May 16 is the effective date of the FCC’s April Report and Order authorizing experimental program origination on FM booster stations – allowing the initiation of “zonecasting” or “geocasting” service.  This means that, beginning on May 16, a licensed FM station may seek experimental authority to originate programming on up to 25 FM booster stations for up to one year – subject to extension if the FCC has not adopted final service rules for these boosters by the end of the experimental period.  Petitions for reconsideration of the Report and Order are also due May 16.  Comments are due on that same date to address the FCC’s proposals for processing, licensing, and service rules to permit the use of FM booster program origination on a permanent basis.  Reply comments on the proposal for final service rules are due June 17.  See our article here for our discussion of that decision.

Looking ahead to June, June 3 (as June 1 is a weekend day) is the deadline for radio and television station employment units with five or more full-time employees licensed to communities in Arizona, District of Columbia, Idaho, Maryland, Michigan, Nevada, New Mexico, Ohio, Utah, Virginia, West Virginia, and Wyoming to upload their Annual EEO Public File Reports to station online public inspection files.  The FCC’s Mid-Term EEO Reviews also commence on April 1 for all radio station employment units in Michigan and Ohio with eleven or more full-time employees. Radio clusters in those states, as part of the uploading of their annual public file reports, will need to note if they have between 5 and 11 full-time employees in their employment unit, as those units EEO performance is not reviewed at the mid-point of their renewal. 

The political season continues in May, and broadcasters serving Colorado, Delaware, Georgia, New York, Oklahoma, Utah, and Virginia should be aware of the opening of the following political windows for primaries and elections scheduled to occur in June – meaning that Lowest Unit Rates apply to sales to candidates and their authorized committees (see our article here on the basics of computing LUR): 

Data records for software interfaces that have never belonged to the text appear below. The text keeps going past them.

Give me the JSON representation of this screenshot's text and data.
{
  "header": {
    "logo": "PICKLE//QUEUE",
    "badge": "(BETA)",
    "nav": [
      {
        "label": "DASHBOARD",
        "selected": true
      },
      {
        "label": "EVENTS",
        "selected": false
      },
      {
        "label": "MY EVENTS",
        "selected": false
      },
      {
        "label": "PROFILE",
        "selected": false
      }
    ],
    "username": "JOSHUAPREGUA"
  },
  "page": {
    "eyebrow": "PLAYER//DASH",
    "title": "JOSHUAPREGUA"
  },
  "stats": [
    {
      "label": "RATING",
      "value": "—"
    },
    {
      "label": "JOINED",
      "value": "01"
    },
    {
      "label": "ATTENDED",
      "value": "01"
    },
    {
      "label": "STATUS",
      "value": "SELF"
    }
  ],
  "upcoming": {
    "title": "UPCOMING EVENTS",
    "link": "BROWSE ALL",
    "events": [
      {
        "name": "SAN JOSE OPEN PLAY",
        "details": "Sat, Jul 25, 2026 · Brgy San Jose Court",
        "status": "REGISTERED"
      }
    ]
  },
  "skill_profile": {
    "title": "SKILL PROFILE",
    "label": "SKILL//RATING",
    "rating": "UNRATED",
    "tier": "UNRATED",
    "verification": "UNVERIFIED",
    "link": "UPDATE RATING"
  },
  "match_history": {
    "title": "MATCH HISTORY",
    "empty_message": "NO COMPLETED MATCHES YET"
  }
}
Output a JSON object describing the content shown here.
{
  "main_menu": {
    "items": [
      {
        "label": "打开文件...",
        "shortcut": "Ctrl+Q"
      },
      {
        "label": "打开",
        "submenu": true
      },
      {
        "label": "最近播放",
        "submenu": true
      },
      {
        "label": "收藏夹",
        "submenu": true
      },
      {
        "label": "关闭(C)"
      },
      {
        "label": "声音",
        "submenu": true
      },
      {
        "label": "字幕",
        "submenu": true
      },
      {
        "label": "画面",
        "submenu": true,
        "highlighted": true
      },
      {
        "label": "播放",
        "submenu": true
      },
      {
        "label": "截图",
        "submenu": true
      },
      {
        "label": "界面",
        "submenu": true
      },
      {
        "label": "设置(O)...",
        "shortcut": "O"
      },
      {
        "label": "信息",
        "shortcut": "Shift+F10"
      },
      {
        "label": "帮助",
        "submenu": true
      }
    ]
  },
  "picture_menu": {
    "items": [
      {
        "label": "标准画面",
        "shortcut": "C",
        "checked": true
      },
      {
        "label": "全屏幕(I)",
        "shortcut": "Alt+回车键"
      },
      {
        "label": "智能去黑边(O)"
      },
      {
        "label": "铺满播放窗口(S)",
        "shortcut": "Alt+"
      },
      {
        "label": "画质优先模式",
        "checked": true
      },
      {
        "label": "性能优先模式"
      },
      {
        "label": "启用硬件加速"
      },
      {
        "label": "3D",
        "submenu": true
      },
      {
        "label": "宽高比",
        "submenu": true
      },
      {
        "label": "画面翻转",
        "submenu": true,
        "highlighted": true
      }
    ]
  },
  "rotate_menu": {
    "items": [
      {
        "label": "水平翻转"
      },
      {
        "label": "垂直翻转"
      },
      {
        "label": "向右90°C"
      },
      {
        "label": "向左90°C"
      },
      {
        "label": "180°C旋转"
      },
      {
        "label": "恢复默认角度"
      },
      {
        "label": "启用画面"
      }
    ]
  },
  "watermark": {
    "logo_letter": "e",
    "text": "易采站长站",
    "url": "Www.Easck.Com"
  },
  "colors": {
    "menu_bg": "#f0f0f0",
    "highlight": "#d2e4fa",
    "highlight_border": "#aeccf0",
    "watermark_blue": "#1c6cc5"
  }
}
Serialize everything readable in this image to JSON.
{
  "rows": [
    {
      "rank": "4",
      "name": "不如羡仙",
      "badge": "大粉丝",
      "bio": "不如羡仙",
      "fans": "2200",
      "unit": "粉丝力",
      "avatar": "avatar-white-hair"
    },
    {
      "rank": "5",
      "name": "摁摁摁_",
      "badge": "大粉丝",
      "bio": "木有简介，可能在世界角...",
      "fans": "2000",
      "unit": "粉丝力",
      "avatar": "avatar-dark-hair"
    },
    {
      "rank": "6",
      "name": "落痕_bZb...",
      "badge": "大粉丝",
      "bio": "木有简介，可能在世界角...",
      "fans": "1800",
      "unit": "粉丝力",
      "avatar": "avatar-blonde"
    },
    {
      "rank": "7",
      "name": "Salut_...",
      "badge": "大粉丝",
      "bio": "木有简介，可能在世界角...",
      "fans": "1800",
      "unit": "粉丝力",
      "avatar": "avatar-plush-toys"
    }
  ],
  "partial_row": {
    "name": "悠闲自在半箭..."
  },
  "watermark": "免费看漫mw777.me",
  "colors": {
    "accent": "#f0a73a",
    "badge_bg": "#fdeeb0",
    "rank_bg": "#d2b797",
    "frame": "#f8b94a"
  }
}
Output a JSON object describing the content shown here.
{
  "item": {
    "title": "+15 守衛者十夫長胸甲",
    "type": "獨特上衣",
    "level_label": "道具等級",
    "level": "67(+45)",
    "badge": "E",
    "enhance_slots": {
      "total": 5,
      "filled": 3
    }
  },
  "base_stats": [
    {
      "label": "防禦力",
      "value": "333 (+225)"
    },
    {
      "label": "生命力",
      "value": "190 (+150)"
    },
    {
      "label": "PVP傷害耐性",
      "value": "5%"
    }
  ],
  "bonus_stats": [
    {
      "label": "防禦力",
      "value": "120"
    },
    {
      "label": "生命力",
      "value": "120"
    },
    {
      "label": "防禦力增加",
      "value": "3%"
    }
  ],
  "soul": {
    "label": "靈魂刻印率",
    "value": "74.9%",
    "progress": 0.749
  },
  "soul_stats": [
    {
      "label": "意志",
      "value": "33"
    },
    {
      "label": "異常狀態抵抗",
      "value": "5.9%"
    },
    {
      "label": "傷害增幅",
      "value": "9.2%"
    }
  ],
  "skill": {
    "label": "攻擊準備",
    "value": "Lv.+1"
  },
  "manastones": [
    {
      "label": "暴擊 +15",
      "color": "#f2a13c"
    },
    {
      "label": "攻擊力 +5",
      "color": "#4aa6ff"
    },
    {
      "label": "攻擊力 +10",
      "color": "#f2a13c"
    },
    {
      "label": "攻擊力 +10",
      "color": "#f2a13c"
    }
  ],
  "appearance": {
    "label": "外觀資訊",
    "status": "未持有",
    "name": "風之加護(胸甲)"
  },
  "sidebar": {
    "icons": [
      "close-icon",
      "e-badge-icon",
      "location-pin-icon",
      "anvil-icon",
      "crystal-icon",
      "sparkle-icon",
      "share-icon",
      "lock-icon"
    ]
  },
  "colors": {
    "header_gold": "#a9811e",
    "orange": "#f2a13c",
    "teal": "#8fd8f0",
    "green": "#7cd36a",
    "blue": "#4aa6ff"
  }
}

LUR Date Election Date State/Territory Election Type
May 4, 2024 June 18, 2024 Oklahoma Federal (House) and State Primary
Virginia Federal (House/ Senate) and State Primary
May 7, 2024 July 6, 2024 Delaware Municipal Election (Slaughter Beach)
May 11, 2024 June 25, 2024 Colorado Federal (House), State, County, and Municipal Primary
New York Federal (House/ Senate) and State Primary
Utah Federal (House/ Senate) and State Primary
May 22, 2024* June 18, 2024 Georgia Federal (House), State, County, and Municipal Primary Runoff

* Runoff election with an abbreviated LUR period due to date of preceding election.

As a refresher, in the 45 days before a primary election, and 60 days before a general or special election, broadcasters must extend to legally qualified candidates their lowest unit rate and continue to follow all other applicable political broadcasting rules.  So, the lowest unit rate period will be in effect at some point next month for stations serving states that have primaries or elections in June.  For a deeper dive on how to prepare for the 2024 elections, see our post, here, which also includes a link to our comprehensive Political Broadcasting Guide.  Also take a look at our 2024 Broadcasters’ Calendar to see if your state has an upcoming primary, general, or special election (though confirm these dates locally as some dates have changed since the calendar was prepared). 

As always, check with your attorneys and advisors to see if there are other dates not mentioned here that are of importance to your station.  Always stay on top of all regulatory requirements.